Hurricane Florence from space is beautifully frightening
The next few days are going to be rough for those on the east coast of the United States.
Hurricane Florence, a major cyclonic storm, is brewing in the central Atlantic at present and is set to impact North Carolina on Thursday into Friday. It’ll be the region’s first major hurricane since Hugo in 1989, but words can only describe half of Florence’s expanse.
Astronauts from the International Space Station (ISS) recently snapped the storm from 300km above planet Earth.
And it’s a monster.
Hurricane #Florence this morning as seen from @Space_Station. A few moments later, #Isaac & the outer bands of #Helene were also visible. pic.twitter.com/WJQfS4au4m
— Ricky Arnold (@astro_ricky) September 10, 2018
Hurricane Hunters also visited the eye of Florence earlier today, recording wind speeds in excess of 225km/h.

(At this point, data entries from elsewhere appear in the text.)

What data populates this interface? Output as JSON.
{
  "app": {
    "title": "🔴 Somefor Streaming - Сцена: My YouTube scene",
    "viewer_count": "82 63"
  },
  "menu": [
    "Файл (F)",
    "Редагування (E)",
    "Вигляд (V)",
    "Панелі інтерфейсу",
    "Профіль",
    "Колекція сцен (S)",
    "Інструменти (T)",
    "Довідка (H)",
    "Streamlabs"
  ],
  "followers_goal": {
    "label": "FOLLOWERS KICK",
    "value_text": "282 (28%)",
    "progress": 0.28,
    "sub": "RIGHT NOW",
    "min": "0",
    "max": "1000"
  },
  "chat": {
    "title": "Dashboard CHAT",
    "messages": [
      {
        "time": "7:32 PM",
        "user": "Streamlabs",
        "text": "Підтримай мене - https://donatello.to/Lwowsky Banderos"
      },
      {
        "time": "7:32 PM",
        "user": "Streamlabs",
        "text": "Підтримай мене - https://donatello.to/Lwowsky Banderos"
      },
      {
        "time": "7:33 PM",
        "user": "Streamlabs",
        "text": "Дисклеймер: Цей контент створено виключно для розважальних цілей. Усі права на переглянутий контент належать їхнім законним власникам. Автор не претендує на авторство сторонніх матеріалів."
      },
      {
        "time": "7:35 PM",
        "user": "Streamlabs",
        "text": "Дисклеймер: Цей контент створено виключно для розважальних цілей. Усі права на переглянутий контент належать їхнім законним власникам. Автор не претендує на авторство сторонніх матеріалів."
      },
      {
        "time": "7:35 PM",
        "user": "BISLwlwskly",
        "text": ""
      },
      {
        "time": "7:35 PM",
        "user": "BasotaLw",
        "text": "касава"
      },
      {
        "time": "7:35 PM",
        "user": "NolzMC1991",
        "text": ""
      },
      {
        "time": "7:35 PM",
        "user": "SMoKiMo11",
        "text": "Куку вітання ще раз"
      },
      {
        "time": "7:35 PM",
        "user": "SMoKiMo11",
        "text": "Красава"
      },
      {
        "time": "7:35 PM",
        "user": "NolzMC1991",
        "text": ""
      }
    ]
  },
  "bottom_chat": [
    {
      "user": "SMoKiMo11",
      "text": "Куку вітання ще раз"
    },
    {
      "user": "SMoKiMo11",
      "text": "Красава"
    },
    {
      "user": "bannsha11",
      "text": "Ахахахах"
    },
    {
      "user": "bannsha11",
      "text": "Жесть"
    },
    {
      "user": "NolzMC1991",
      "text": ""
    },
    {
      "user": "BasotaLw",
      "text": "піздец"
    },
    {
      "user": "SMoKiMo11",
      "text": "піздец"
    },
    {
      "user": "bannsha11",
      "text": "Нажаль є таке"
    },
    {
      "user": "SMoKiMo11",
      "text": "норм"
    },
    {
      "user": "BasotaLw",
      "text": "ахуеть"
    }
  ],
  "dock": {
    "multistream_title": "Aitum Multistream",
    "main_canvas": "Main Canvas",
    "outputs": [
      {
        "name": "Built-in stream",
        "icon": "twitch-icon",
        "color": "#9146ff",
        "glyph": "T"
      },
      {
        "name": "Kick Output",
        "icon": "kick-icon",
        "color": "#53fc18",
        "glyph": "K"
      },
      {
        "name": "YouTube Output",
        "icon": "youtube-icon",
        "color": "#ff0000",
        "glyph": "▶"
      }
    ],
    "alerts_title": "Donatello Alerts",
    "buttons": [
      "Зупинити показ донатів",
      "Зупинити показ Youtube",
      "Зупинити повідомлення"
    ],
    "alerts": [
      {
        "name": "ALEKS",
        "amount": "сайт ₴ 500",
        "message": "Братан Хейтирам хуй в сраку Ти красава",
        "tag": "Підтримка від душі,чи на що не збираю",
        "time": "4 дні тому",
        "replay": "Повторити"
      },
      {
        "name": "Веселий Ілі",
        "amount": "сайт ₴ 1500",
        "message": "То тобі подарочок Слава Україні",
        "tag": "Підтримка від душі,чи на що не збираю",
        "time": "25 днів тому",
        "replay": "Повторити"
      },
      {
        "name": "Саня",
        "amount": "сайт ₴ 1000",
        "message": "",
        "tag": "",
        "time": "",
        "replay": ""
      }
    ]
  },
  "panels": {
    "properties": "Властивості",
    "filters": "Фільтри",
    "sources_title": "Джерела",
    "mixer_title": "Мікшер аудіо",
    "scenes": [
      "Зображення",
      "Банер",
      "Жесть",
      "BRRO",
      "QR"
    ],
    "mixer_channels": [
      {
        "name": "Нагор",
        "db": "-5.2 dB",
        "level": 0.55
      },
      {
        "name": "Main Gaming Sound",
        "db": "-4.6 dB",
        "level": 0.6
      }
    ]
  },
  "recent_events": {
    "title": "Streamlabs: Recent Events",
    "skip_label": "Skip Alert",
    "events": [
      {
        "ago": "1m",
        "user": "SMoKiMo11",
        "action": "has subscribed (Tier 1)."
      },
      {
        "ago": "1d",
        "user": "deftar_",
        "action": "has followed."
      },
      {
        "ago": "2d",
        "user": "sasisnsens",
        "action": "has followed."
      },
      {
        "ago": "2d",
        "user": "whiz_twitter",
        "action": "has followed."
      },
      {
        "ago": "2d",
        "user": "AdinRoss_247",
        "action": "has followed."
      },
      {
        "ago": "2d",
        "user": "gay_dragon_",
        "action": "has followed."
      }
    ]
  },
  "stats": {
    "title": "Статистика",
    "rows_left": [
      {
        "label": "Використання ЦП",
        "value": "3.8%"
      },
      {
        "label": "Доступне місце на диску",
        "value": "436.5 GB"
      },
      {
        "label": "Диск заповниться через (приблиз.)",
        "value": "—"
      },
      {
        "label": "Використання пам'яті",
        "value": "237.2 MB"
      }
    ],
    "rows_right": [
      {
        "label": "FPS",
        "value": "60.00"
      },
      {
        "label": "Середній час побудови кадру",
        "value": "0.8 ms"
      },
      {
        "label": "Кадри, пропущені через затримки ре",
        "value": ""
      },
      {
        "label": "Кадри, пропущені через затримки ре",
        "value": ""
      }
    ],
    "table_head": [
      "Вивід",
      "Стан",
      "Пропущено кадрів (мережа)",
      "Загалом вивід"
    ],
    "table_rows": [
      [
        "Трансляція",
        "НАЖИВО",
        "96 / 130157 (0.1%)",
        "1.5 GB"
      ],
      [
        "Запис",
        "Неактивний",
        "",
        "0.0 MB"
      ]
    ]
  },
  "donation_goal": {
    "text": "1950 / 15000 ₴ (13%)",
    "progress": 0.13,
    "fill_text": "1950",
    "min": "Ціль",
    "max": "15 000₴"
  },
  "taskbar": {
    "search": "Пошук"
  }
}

View from inside the eye of category 4 #HurricaneFlorence today onboard the NOAA P-3 #NOAA42. (Video credit: Heather Holbach) pic.twitter.com/eEYOI2PBnh
— HRD/AOML/NOAA (@HRD_AOML_NOAA) September 10, 2018
NASA astronaut Ricky Arnold also snapped this image from the ISS earlier this week, depicting Florence’s outer rain bands and defined eye in its centre.
Incidentally, two other hurricanes are currently swirling in the Atlantic too — Helene and Isaac. Helene isn’t a threat to any land though, while Isaac (which has since been downgraded to a tropical storm) could still impact Hispaniola later this week.
Feature image: NASA